A second key area of Jackson’s work on teacher effectiveness shows how focusing on test scores alone in reward schemes, such as teacher “pay for performance,” misses key aspects of teachers’ effectiveness, as well as their ability to improve graduation rates and attendance.

This insight was “very influential” in debates around school accountability reforms like those considered for the Every Student Succeeds Act that President Obama signed into law in 2015, Schanzenbach said.

Jackson also is an accomplished instructor and mentor, teaching graduate and undergraduate classes in statistics, economics of social policy, and education policy. Having served on the doctoral committees of several Northwestern PhD students, he has inspired a new generation of interdisciplinary, policy-oriented scholars.

“Kirabo brings his creativity, policy focus, and empirical smarts into his undergrad and graduate teaching,” said SESP Dean David Figlio, the Orrington Lunt Professor and an IPR fellow. “He has made massive advances in several of the most important scholarly questions in education policy, and he is richly deserving of this exceptional honor.”

Additionally, Jackson brings thoughtful, research-informed commentary and perspectives to the wider public through his Twitter account, @KiraboJackson.

Born in a Chicago suburb, Jackson was raised in the Caribbean and Africa – including Sierra Leone and Tanzania -- and attended boarding school in England before earning his bachelor's degree from Yale and doctorate in economics from Harvard.

His interest in the economics of education stems from his international upbringing and belief that education can lead to breaking out of negative cycles of poverty, at the individual and national levels. “It's one of the few things people can do to really improve their lives,” he said. “If you have skills you can go and get a job and improve your life. It's a mechanism for social justice."

The biannual award will be presented at APPAM’s fall meeting in November 2020. Recipients are invited to deliver the David N. Kershaw Lecture at the conference. Past winners include social scientists Rebecca Blank, a former IPR fellow and now Chancellor of the University of Wisconsin-Madison, David Deming of Harvard University, and Esther Duflo of the Massachusetts Institute of Technology, who won the Nobel Memorial Prize in Economic Sciences in 2019.

The award is named for David N. Kershaw, who was the first president of Mathematica Policy Research, a nonpartisan policy research firm.
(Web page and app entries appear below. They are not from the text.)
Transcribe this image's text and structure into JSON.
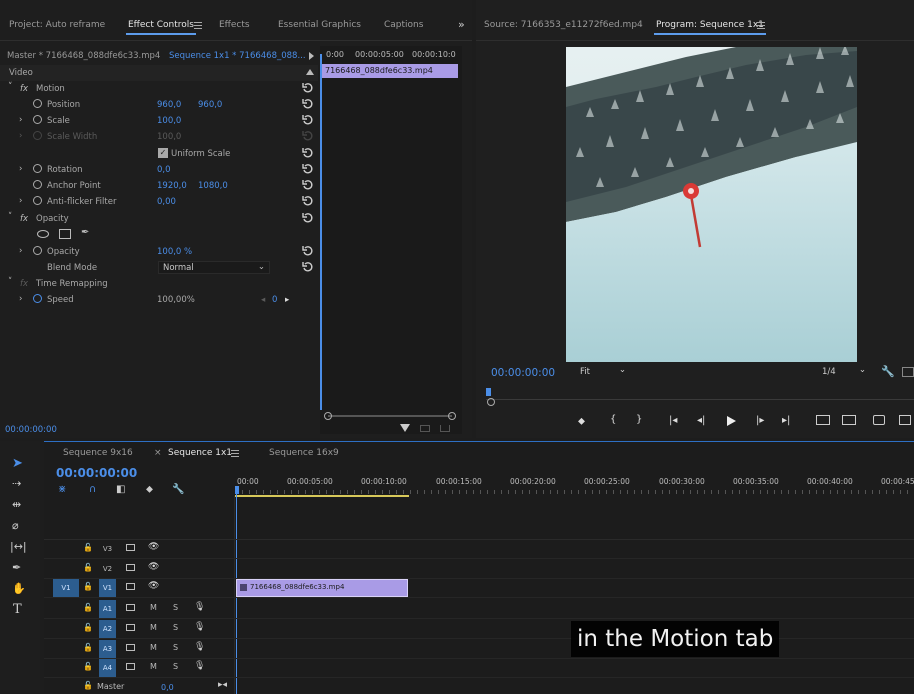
{
  "effect_panel": {
    "tabs": [
      {
        "label": "Project: Auto reframe"
      },
      {
        "label": "Effect Controls"
      },
      {
        "label": "Effects"
      },
      {
        "label": "Essential Graphics"
      },
      {
        "label": "Captions"
      }
    ],
    "master_label": "Master * 7166468_088dfe6c33.mp4",
    "sequence_label": "Sequence 1x1 * 7166468_088...",
    "ruler": [
      "0:00",
      "00:00:05:00",
      "00:00:10:0"
    ],
    "clip_name": "7166468_088dfe6c33.mp4",
    "video_label": "Video",
    "motion_label": "Motion",
    "position_label": "Position",
    "position_x": "960,0",
    "position_y": "960,0",
    "scale_label": "Scale",
    "scale_value": "100,0",
    "scale_width_label": "Scale Width",
    "scale_width_value": "100,0",
    "uniform_scale_label": "Uniform Scale",
    "rotation_label": "Rotation",
    "rotation_value": "0,0",
    "anchor_label": "Anchor Point",
    "anchor_x": "1920,0",
    "anchor_y": "1080,0",
    "antiflicker_label": "Anti-flicker Filter",
    "antiflicker_value": "0,00",
    "opacity_group_label": "Opacity",
    "opacity_label": "Opacity",
    "opacity_value": "100,0 %",
    "blend_label": "Blend Mode",
    "blend_value": "Normal",
    "time_remap_label": "Time Remapping",
    "speed_label": "Speed",
    "speed_value": "100,00%",
    "speed_keyframe": "0",
    "timecode": "00:00:00:00"
  },
  "source_panel": {
    "source_tab": "Source: 7166353_e11272f6ed.mp4",
    "program_tab": "Program: Sequence 1x1",
    "timecode": "00:00:00:00",
    "fit_value": "Fit",
    "res_value": "1/4"
  },
  "timeline": {
    "tabs": [
      {
        "label": "Sequence 9x16"
      },
      {
        "label": "Sequence 1x1"
      },
      {
        "label": "Sequence 16x9"
      }
    ],
    "timecode": "00:00:00:00",
    "ruler": [
      "00:00",
      "00:00:05:00",
      "00:00:10:00",
      "00:00:15:00",
      "00:00:20:00",
      "00:00:25:00",
      "00:00:30:00",
      "00:00:35:00",
      "00:00:40:00",
      "00:00:45"
    ],
    "video_tracks": [
      "V3",
      "V2",
      "V1"
    ],
    "audio_tracks": [
      "A1",
      "A2",
      "A3",
      "A4"
    ],
    "source_patch": "V1",
    "mute_label": "M",
    "solo_label": "S",
    "master_label": "Master",
    "master_value": "0,0",
    "clip_name": "7166468_088dfe6c33.mp4"
  },
  "caption": "in the Motion tab",
  "colors": {
    "accent_blue": "#4b8ee8",
    "clip_purple": "#a99be6",
    "panel_bg": "#1d1d1d"
  }
}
It was established in 1983 after his death from cancer at age 37. IPR and SESP are both institutional members of APPAM.

“I am honored to be among the list of influential scholars whose names are now attached to David Kershaw—who accomplished much by age 37,” Jackson said. “As I receive this honor, I am deeply thankful for the vibrant intellectual community at Northwestern and the support of my partner and family.”

By Institute for Policy Reseach/Photo by Shane Collins
Last Modified: 5/7/21